Entry Author: Shalyn Hopley
Golden Gray is the son of white Vera Louise Gray and black Henry LesTroy. Jazz is not really a story featuring Golden Gray, yet his presence in the story is potent. Golden Gray is the product of an illicit relationship between the daughter of a wealthy Colonel from Vesper County, Vera Louise, and “a Negro boy out from Vienna” (140). Golden Gray is conceived during one her rides with the boy out to the woods, and when Vera Louise tells her parents she is pregnant, wordlessly her family gives her money to “die, or live if you like, elsewhere”, disowning her and her child. Vera and one of the novel’s main character’s (Violet’s) grandmother, True Belle, a slave woman belonging to her family, go to Baltimore and raise the child.Golden Gray is an enigmatic presence in the novel, his real personality and significance hard to determine as he is described over and over by different characters, at times the narrator even restarting her tale of Golden Gray to rewrite what she has already written of him. Golden Gray is named Gray for his mother and the color of his eyes, and golden for his skin tone (139). He is raised as an adopted white child, rather than the son of a black slave and Vera, by Vera and True Belle and is said to be the “light of both their lives” (139). When Golden Gray is told the story of his mixed race heritage, he leaves home to meet and confront his father, Henry LesTroy. Yet on his way there, he happens upon a dark-skinned pregnant woman in the woods who he startles, her attempt to flee ending in her injury. He brings the unconscious woman to the house of his father, where she births the child she is carrying. When his father returns home, he helps Golden with the woman and quickly disarms Golden’s potentially murderous intentions, asking Golden Gray what he expected when he came to find his father (172). Instead, Golden Gray runs away with “Wild”, the woman. Wild is implied to be the mother of Joe Trace, Violet’s husband. Henry LesTroy becomes a father figure for Joe.

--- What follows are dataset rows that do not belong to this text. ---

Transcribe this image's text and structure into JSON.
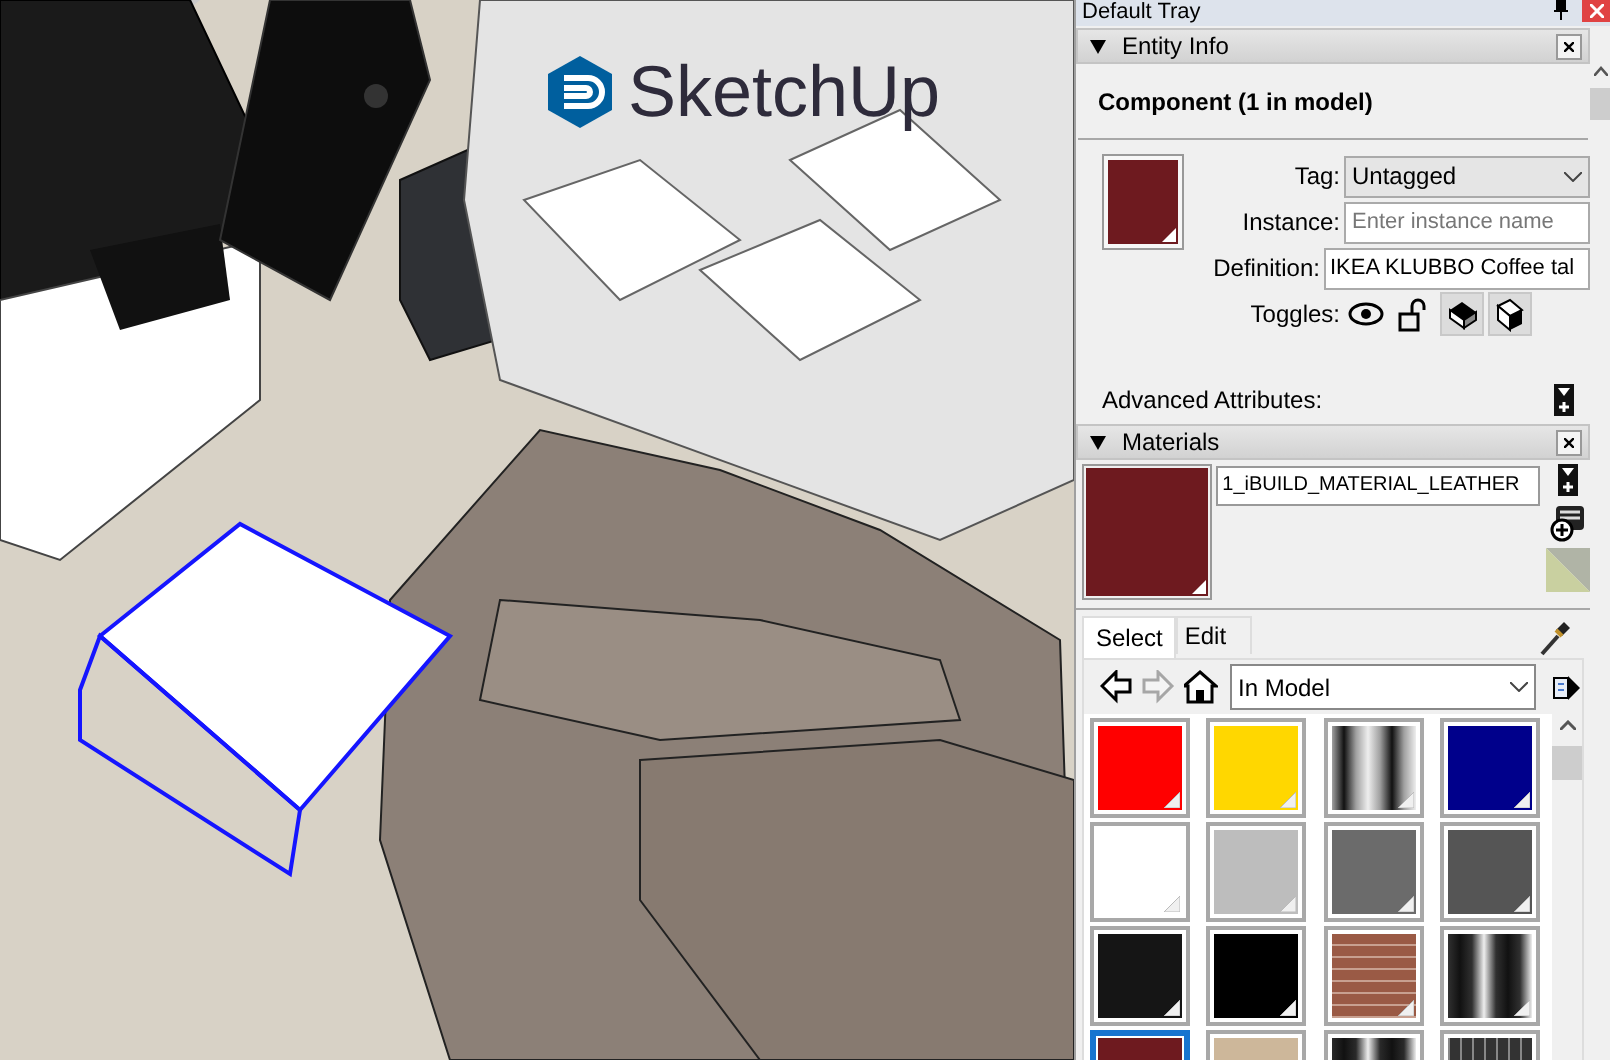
{
  "viewport": {
    "logo": "SketchUp"
  },
  "tray": {
    "title": "Default Tray",
    "entity_info": {
      "title": "Entity Info",
      "expanded": true,
      "heading": "Component (1 in model)",
      "tag": {
        "label": "Tag:",
        "value": "Untagged"
      },
      "instance": {
        "label": "Instance:",
        "placeholder": "Enter instance name"
      },
      "definition": {
        "label": "Definition:",
        "value": "IKEA KLUBBO Coffee tal"
      },
      "toggles": {
        "label": "Toggles:",
        "items": [
          {
            "kind": "hidden",
            "on": false
          },
          {
            "kind": "locked",
            "on": false
          },
          {
            "kind": "cast-shadows",
            "on": true
          },
          {
            "kind": "receive-shadows",
            "on": true
          }
        ]
      },
      "advanced": "Advanced Attributes:"
    },
    "materials": {
      "title": "Materials",
      "expanded": true,
      "name": "1_iBUILD_MATERIAL_LEATHER",
      "tabs": [
        {
          "label": "Select",
          "selected": true
        },
        {
          "label": "Edit",
          "selected": false
        }
      ],
      "nav": [
        {
          "kind": "back",
          "disabled": false
        },
        {
          "kind": "forward",
          "disabled": true
        },
        {
          "kind": "home",
          "disabled": false
        }
      ],
      "library": "In Model",
      "swatches": [
        {
          "kind": "solid",
          "color": "#ff0000",
          "selected": false
        },
        {
          "kind": "solid",
          "color": "#ffd700",
          "selected": false
        },
        {
          "kind": "stripes",
          "color": "#a0a0a0",
          "selected": false
        },
        {
          "kind": "solid",
          "color": "#00008b",
          "selected": false
        },
        {
          "kind": "solid",
          "color": "#ffffff",
          "selected": false
        },
        {
          "kind": "solid",
          "color": "#bdbdbd",
          "selected": false
        },
        {
          "kind": "solid",
          "color": "#6b6b6b",
          "selected": false
        },
        {
          "kind": "solid",
          "color": "#555555",
          "selected": false
        },
        {
          "kind": "solid",
          "color": "#151515",
          "selected": false
        },
        {
          "kind": "solid",
          "color": "#000000",
          "selected": false
        },
        {
          "kind": "brick",
          "color": "#9a5a45",
          "selected": false
        },
        {
          "kind": "stripes",
          "color": "#303030",
          "selected": false
        },
        {
          "kind": "solid",
          "color": "#6e1a1f",
          "selected": true
        },
        {
          "kind": "solid",
          "color": "#cdb79a",
          "selected": false
        },
        {
          "kind": "stripes",
          "color": "#2a2a2a",
          "selected": false
        },
        {
          "kind": "tiles",
          "color": "#333333",
          "selected": false
        }
      ]
    }
  }
}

While the general content of Golden’s story remains the same, the narrator begins her tale of his venture to Virginia three times, only being satisfied the final time after berating herself for not seeing his motivations:
What was I thinking of? How could I have imagined him so poorly? Not noticed the hurt that was not linked to the color of his skin, or the blood that beat beneath it. But to some other thing that longed for authenticity, for a right to be in this place, effortlessly without needing to acquire a false face, a laughless grin, a talking posture. I have been careless and stupid and it infuriates me to discover (again) how unreliable I am. (160)

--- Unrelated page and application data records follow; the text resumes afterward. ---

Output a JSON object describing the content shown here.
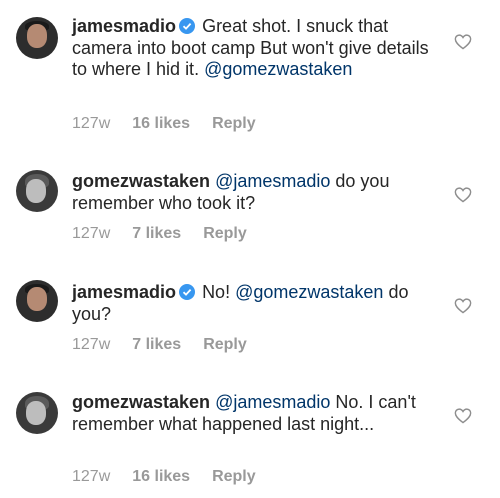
{
  "comments": [
    {
      "username": "jamesmadio",
      "verified": true,
      "text": "Great shot. I snuck that camera into boot camp But won't give details to where I hid it.",
      "mention": "@gomezwastaken",
      "mention_position": "end",
      "time": "127w",
      "likes": "16 likes",
      "reply": "Reply"
    },
    {
      "username": "gomezwastaken",
      "verified": false,
      "mention": "@jamesmadio",
      "mention_position": "start",
      "text": "do you remember who took it?",
      "time": "127w",
      "likes": "7 likes",
      "reply": "Reply"
    },
    {
      "username": "jamesmadio",
      "verified": true,
      "text_before": "No!",
      "mention": "@gomezwastaken",
      "text": "do you?",
      "time": "127w",
      "likes": "7 likes",
      "reply": "Reply"
    },
    {
      "username": "gomezwastaken",
      "verified": false,
      "mention": "@jamesmadio",
      "mention_position": "start",
      "text": "No. I can't remember what happened last night...",
      "time": "127w",
      "likes": "16 likes",
      "reply": "Reply"
    }
  ],
  "icons": {
    "verified": "verified-badge-icon",
    "like": "heart-icon"
  },
  "colors": {
    "mention": "#003569",
    "meta": "#999999",
    "verified": "#3897f0"
  }
}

The narrator’s claims to know Golden Gray’s story are erased by this passage. She is unreliable, unable to know the true complexity of even this minor character.
Why is Golden Gray present in Jazz? He is connected to all these characters from the main plot, but his own story can at best be considered a supplement, and at worst a tangent. Yet his story is there, highlighting the complicated interwoven histories of the main characters and highlighting the unknowable nature of humanity and human love.